» **Work required**
Search the material for the string "المصرفية" and copy each line where it occurs.

» **Dataset records**

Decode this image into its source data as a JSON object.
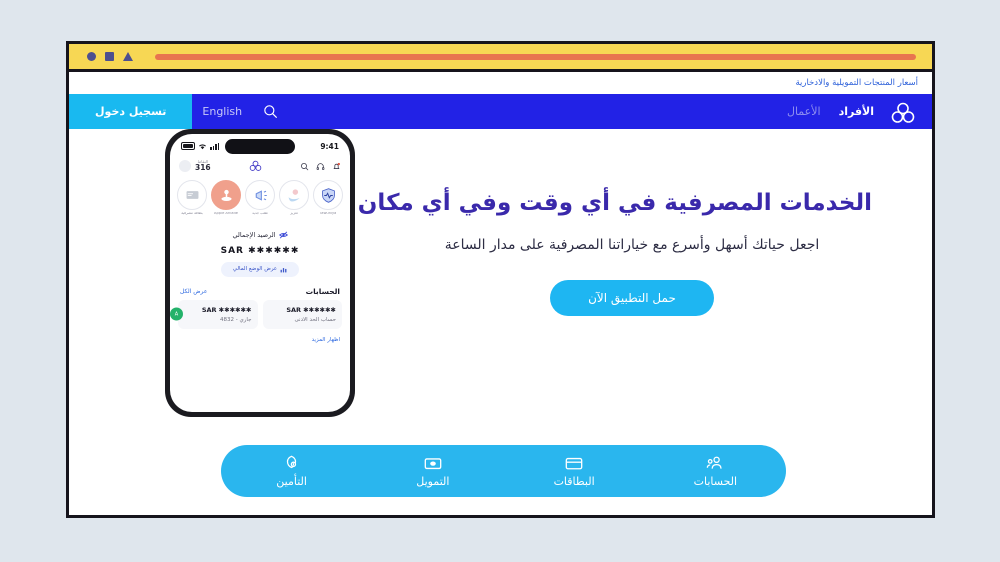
{
  "window": {
    "controls": [
      {
        "name": "circle",
        "shape": "circle"
      },
      {
        "name": "square",
        "shape": "square"
      },
      {
        "name": "triangle",
        "shape": "triangle"
      }
    ],
    "address_value": ""
  },
  "utility_bar": {
    "link": "أسعار المنتجات التمويلية والادخارية"
  },
  "navbar": {
    "logo_name": "bank-trefoil-logo",
    "segments": [
      {
        "label": "الأفراد",
        "active": true
      },
      {
        "label": "الأعمال",
        "active": false
      }
    ],
    "search_icon": "search-icon",
    "language_label": "English",
    "login_label": "تسجيل دخول",
    "bg_color": "#2222e6",
    "login_color": "#19b9f0"
  },
  "hero": {
    "title": "الخدمات المصرفية في أي وقت وفي أي مكان",
    "subtitle": "اجعل حياتك أسهل وأسرع مع خياراتنا المصرفية على مدار الساعة",
    "cta_label": "حمل التطبيق الآن",
    "title_color": "#3a29ab",
    "cta_color": "#1eb6f2"
  },
  "phone": {
    "status": {
      "time": "9:41",
      "signal_icon": "signal-bars-icon",
      "wifi_icon": "wifi-icon",
      "battery_icon": "battery-icon"
    },
    "toolbar": {
      "icons": [
        "notification-bell-icon",
        "headphones-support-icon",
        "search-icon"
      ],
      "center_logo": "bank-trefoil-logo",
      "points_label": "النقاط",
      "points_value": "316",
      "avatar": "user-avatar"
    },
    "shortcuts": [
      {
        "label": "Tawuniya",
        "icon": "shield-health-icon"
      },
      {
        "label": "تعزيز",
        "icon": "hand-care-icon"
      },
      {
        "label": "طلب جديد",
        "icon": "megaphone-icon"
      },
      {
        "label": "Apple Arcade",
        "icon": "joystick-icon"
      },
      {
        "label": "بطاقة مصرفية",
        "icon": "card-icon"
      }
    ],
    "balance": {
      "label": "الرصيد الإجمالي",
      "eye_icon": "eye-hidden-icon",
      "amount": "✱✱✱✱✱✱ SAR",
      "fin_button": "عرض الوضع المالي",
      "fin_icon": "chart-bars-icon"
    },
    "accounts": {
      "title": "الحسابات",
      "view_all": "عرض الكل",
      "cards": [
        {
          "balance": "✱✱✱✱✱✱ SAR",
          "name": "جاري - 4832",
          "badge": "A"
        },
        {
          "balance": "✱✱✱✱✱✱ SAR",
          "name": "حساب الحد الأدنى",
          "badge": ""
        }
      ],
      "show_more": "اظهار المزيد"
    }
  },
  "app_tabs": [
    {
      "label": "الحسابات",
      "icon": "accounts-person-icon"
    },
    {
      "label": "البطاقات",
      "icon": "credit-card-icon"
    },
    {
      "label": "التمويل",
      "icon": "money-bill-icon"
    },
    {
      "label": "التأمين",
      "icon": "insurance-shield-icon"
    }
  ],
  "colors": {
    "page_bg": "#dfe6ed",
    "titlebar": "#f7d754",
    "address": "#e8744f",
    "tabbar": "#2ab6ee"
  }
}
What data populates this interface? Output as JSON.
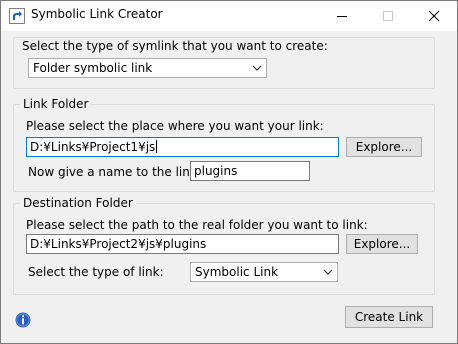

» **Answer section**
    "title": "الخدمات المصرفية في أي وقت وفي أي مكان",
    "subtitle": "اجعل حياتك أسهل وأسرع مع خياراتنا المصرفية على مدار الساعة",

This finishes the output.